Here we will create an XLL add-in so we select the “ADX XLL Add-in” template in the dialog. As we can see in the screen shot we will be using the 4.0 version of the framework. It should also be noted that we will, by selecting this template, create an isolated XLL add-in. I will discuss this more in detail in the third and final article. As we can see from the next screen shot (see below) the wizard is started which will guide us through the process of creating the framework for the XLL add-i n. In the first step we select the programming language we want to use and we also select the Excel version we intend to target (and above) as the below screen shot shows:
In the next step the project solution is created and the following screen shot shows its main parts in the Solution Explorer:
That is all! Now we can start to create our UDFs. However, in this case we will be using the example UDF that is created in the project, AllSupportedExcelTypes, so we will move to the next step. In order to debug the UDF we need to register the project on the development computer which is done by selecting the command Build from the main menu in VS IDE and select the command Register ADX Project as the following screen shot shows:
The next step is to add a description for the XLL add-in as well as a description of the UDF. To do so we need to open the Visual Designer for the main Component Class (XLLModule.vb) by right clicking on the class in the Solution Explorer and from the menu select the command View Designer as the below screen shot also shows.
In the Designer View we right click to access the menu from where we can add the wanted component. Here we will add the Excel Function Category component so we select the command Add Excel Function Category as the following screen shot shows:
Now we have walked through all the basic steps in order to create a XLL add-in project and it’s now time to see it in action.
The following screen shot shows that the add-in is now available and active on the development computer:
When we want to access the UDF from the Insert Function wizard we see that it has its own category, XLDennis UDFs, and when selecting the UDF we see its description as the following screen shot shows as well:
When the UDF is selected and we click on the OK button the UDF’s argument(s) is showed as the following screen shot show:

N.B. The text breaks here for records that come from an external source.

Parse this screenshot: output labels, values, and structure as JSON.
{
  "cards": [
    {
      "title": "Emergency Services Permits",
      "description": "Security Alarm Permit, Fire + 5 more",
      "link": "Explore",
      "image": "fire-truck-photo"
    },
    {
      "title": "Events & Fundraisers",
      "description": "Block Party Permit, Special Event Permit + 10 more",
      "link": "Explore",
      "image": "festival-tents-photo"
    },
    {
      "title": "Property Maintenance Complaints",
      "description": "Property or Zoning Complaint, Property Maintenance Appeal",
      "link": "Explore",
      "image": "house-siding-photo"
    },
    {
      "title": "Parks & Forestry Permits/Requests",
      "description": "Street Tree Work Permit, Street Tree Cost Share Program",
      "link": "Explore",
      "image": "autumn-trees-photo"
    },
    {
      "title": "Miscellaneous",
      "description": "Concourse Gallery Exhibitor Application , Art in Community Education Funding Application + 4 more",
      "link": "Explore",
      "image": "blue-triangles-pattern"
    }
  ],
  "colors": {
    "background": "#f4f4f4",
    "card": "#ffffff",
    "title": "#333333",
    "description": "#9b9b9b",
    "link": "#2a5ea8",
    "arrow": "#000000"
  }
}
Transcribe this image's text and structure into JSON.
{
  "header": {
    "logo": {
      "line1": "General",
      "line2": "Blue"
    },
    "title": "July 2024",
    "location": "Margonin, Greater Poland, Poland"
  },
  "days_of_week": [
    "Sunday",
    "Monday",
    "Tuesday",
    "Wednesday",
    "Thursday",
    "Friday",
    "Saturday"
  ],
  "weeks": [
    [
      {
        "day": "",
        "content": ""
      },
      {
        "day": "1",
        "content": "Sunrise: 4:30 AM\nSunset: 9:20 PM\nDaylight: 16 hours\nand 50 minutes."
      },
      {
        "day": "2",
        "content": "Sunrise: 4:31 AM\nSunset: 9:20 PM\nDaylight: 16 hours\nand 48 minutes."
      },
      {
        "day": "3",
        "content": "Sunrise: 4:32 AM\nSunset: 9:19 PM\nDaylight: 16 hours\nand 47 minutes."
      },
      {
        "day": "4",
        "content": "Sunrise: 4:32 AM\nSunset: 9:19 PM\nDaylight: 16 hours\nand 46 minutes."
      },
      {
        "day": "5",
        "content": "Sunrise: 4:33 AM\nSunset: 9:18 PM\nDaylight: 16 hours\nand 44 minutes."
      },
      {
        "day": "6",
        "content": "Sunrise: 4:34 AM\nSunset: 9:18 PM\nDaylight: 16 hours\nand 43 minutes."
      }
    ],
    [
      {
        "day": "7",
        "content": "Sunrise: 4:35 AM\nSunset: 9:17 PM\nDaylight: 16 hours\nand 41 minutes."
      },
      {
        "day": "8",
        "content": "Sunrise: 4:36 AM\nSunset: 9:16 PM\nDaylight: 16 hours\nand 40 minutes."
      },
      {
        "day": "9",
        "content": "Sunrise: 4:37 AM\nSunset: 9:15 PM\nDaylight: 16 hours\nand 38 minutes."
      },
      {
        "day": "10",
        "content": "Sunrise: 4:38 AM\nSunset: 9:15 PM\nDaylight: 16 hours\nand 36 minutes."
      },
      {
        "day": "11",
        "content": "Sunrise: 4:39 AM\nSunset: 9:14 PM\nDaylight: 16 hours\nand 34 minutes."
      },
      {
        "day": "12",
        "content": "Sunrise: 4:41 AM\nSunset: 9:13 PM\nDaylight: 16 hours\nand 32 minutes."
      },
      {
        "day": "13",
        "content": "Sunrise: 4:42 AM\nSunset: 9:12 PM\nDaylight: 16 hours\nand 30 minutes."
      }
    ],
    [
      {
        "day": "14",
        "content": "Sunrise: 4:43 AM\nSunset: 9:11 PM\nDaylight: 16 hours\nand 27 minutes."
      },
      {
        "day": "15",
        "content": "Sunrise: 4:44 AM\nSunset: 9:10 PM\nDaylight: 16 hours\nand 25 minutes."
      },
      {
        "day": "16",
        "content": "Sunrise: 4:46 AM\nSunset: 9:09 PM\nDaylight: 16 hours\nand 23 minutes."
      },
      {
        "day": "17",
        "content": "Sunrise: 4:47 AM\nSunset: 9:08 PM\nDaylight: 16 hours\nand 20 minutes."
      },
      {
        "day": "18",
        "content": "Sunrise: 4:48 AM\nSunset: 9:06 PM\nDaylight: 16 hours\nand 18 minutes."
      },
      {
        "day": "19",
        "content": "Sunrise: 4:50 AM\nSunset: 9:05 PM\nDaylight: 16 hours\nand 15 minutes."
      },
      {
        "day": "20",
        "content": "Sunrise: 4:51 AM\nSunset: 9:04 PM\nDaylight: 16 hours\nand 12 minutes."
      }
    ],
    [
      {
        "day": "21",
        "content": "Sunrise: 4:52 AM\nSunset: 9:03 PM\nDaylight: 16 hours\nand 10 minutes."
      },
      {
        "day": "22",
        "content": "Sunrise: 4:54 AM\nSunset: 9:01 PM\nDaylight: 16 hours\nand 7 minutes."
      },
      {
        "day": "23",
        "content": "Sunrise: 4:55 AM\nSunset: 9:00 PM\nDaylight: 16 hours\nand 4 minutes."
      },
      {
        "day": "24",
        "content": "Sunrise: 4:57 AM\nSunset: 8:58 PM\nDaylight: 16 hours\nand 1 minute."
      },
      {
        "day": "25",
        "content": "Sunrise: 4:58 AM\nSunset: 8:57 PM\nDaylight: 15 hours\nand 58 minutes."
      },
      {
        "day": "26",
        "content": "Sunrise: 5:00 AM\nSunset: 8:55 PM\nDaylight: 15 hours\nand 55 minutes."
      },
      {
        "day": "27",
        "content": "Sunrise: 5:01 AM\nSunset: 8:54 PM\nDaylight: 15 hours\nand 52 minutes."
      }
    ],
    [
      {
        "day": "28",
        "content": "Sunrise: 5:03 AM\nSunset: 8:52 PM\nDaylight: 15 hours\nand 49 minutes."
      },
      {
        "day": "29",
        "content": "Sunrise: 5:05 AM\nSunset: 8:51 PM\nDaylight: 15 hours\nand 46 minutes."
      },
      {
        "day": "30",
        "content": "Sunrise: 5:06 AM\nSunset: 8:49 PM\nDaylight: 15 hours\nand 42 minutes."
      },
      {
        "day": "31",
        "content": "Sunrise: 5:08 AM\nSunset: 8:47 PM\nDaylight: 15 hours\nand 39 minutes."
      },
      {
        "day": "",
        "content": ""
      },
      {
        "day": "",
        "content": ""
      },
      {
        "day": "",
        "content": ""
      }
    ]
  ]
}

When clicking on the OK button Excel inserts the UDF and show the result as the following screen shot shows.
In my opinion it’s very easy to create XLL add-ins with Add-in Express 2010 for Office and .NET which I also hope the walkthrough here has showed. In the next article I will discuss the deploymen of XLL add-ins t in more detail.
Note: The second article in the series can be found here.